Another weather-ish phenomena we get is the sandstorm! Now I've seem Lawrence of Arabia, The Mummy, and the Mission Impossible movie set in Dubai and I expected a Hollywood style wall of sand, roiling it's way toward the city. I was both relieved and a little disappointed to witness my first sandstorm. I had to clarify with several people, "So is this a sandstorm, then?" when I looked outside and the sky was kind of yellowish green and gritty looking. I did see one sort of roll in from the desert from my apartment balcony one day. It wasn't a wall but there was clearly blue sky in one direction and not in the other... and then the not-blue-sky bits just kind of expanded. The picture on the left is more or less the same view as the picture on the right, just in the middle of a sandstorm. Looks a little like the fog, huh? It's thicker and dirtier and leaves behind more of a mess.

But this past month, no rain, no fog, no sandstorms and big drops in humidity. It's beach weather by day, sitting out by the creek weather at night. This is the season to visit, my friends!

Tuesday, November 11, 2014


For my first Halloween in the Middle East, I wanted to go for a bit of a local flare so I decided to dress as Cleopatra and to try to evoke a little "curse of the mummy" spookiness. I knew, from arriving last year in early December, that Christmas gets a lot of play, the shops are full of twinkling trees and Santas, there are events featuring fake snow and real penguins, and so on. But how was a made-in-America holiday featuring witches, ghosts and devils gonna fly in a fairly religious country?  There were no bags of candy corns showing up on shelves in August, even 3 weeks out, in early October, when I went in search of a plastic skull for my meathead, I was told to come back in a week or two for Halloween items. I knew I'd have to improvise.

First, I made a cat mummy. I was going to just shape him out of plastic grocery bags, pillow filler and packing tape, but then I kinda liked the look of the packing tape and, it turns out that they don't really sell gauze strips here. Gauze pads, clever gauze tubes to slip over all kinds of wounds, ace bandages, but no rolls of gauze to wrap a mummy cat. so his final outer layer is packing tape.

I had a sheet I was prepared to tear into strips to make my larger human mummy project but it was going to take way more grocery bags than i had on hand to shape this guy. Water bottles, milk bottles, a plastic bucket that had been filled with candy, a shoe box, a packing box, a thin synthetic IKEA comforter that didn't fit my beds... my mummy is a regular recyclers dream and is about the size of a 10 year old.

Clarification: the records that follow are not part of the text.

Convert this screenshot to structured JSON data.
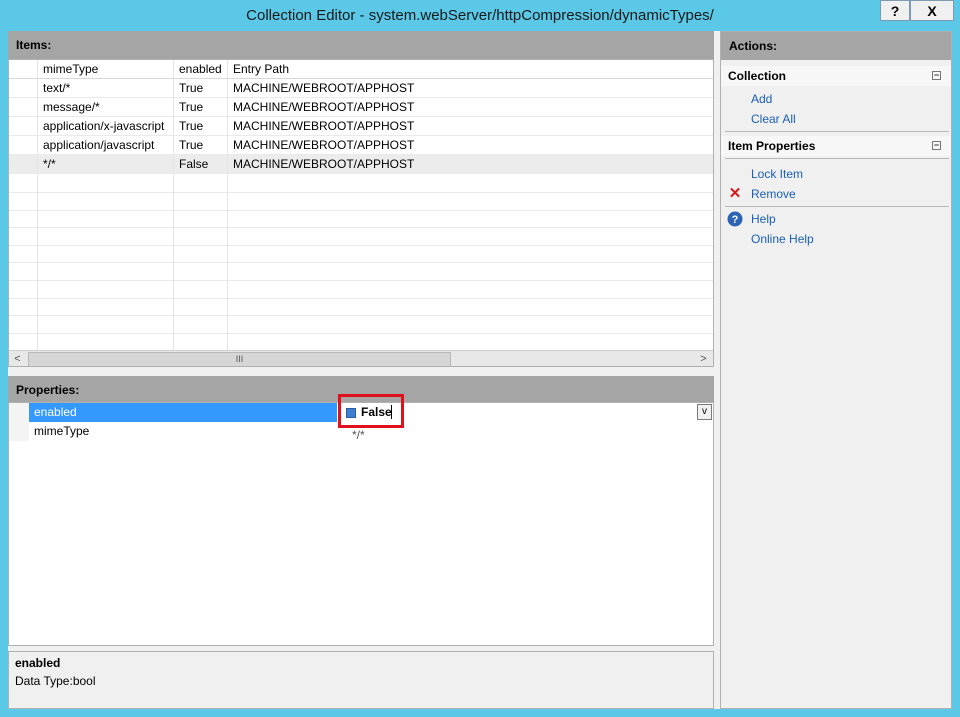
{
  "window": {
    "title": "Collection Editor - system.webServer/httpCompression/dynamicTypes/",
    "help_btn": "?",
    "close_btn": "X"
  },
  "items": {
    "header": "Items:",
    "columns": [
      "mimeType",
      "enabled",
      "Entry Path"
    ],
    "rows": [
      [
        "text/*",
        "True",
        "MACHINE/WEBROOT/APPHOST"
      ],
      [
        "message/*",
        "True",
        "MACHINE/WEBROOT/APPHOST"
      ],
      [
        "application/x-javascript",
        "True",
        "MACHINE/WEBROOT/APPHOST"
      ],
      [
        "application/javascript",
        "True",
        "MACHINE/WEBROOT/APPHOST"
      ],
      [
        "*/*",
        "False",
        "MACHINE/WEBROOT/APPHOST"
      ]
    ],
    "scroll_left": "<",
    "scroll_right": ">",
    "scroll_grip": "III"
  },
  "properties": {
    "header": "Properties:",
    "rows": [
      {
        "name": "enabled",
        "value": "False"
      },
      {
        "name": "mimeType",
        "value": "*/*"
      }
    ],
    "dropdown_glyph": "v"
  },
  "description": {
    "name": "enabled",
    "type": "Data Type:bool"
  },
  "actions": {
    "header": "Actions:",
    "collection_title": "Collection",
    "collapse_glyph": "−",
    "add": "Add",
    "clear_all": "Clear All",
    "item_props_title": "Item Properties",
    "lock_item": "Lock Item",
    "remove": "Remove",
    "help": "Help",
    "online_help": "Online Help"
  },
  "colors": {
    "selection": "#3399ff",
    "link": "#1a5fb4",
    "highlight_box": "#e0101c",
    "titlebar": "#5ac8e6"
  }
}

I did find some Halloween decorations in stores- a surprisingly good selection at the Choithrams which is an Indian owned chain? We made canoptic jars (for the storage of organs in the mummification process) from Pringles cans and salt dough, I covered boxes with craft paper and hieroglyphics for bricks, used crumpled pieces of brown paper bags (covered with more hieroglyphics) to finger paint out messages in blood red paint from the cursed, taped spiders and webs to the wall and called it decorated.

A few grocery stores sold traditional bright orange jack-o-lantern style pumpkins imported from the US but they were going for about $5 per pound, and pumpkins are pretty heavy fruit. I decided to take advantage of some other more local produce options and to try out carving a papaya and pineapple. Also, we picked up a few local pumpkins, kind of a yellow/ green color and typically a bit smaller than US jack-o-lanterns, but pretty good carvers. The papaya was a nice surprise- the orange flesh inside glowed really vibrantly. And the pineapple stem made for cute "hair". And we could eat the "guts" as we scooped them!

I did my usual food spread with the meathead (in the end my sister sent a plastic skull which arrived just in the nick of time!) and a watermelon brain and the stuffed date roaches (scarab beetles this year). I also added a pyrex dish full of "intestines" (brie and chutney in puff pastry tubes, coiled in the dish in a creepy way) and a friend made witch finger cookies.

Bringing my favorite holiday to Dubai went pretty well! Just wait until next year.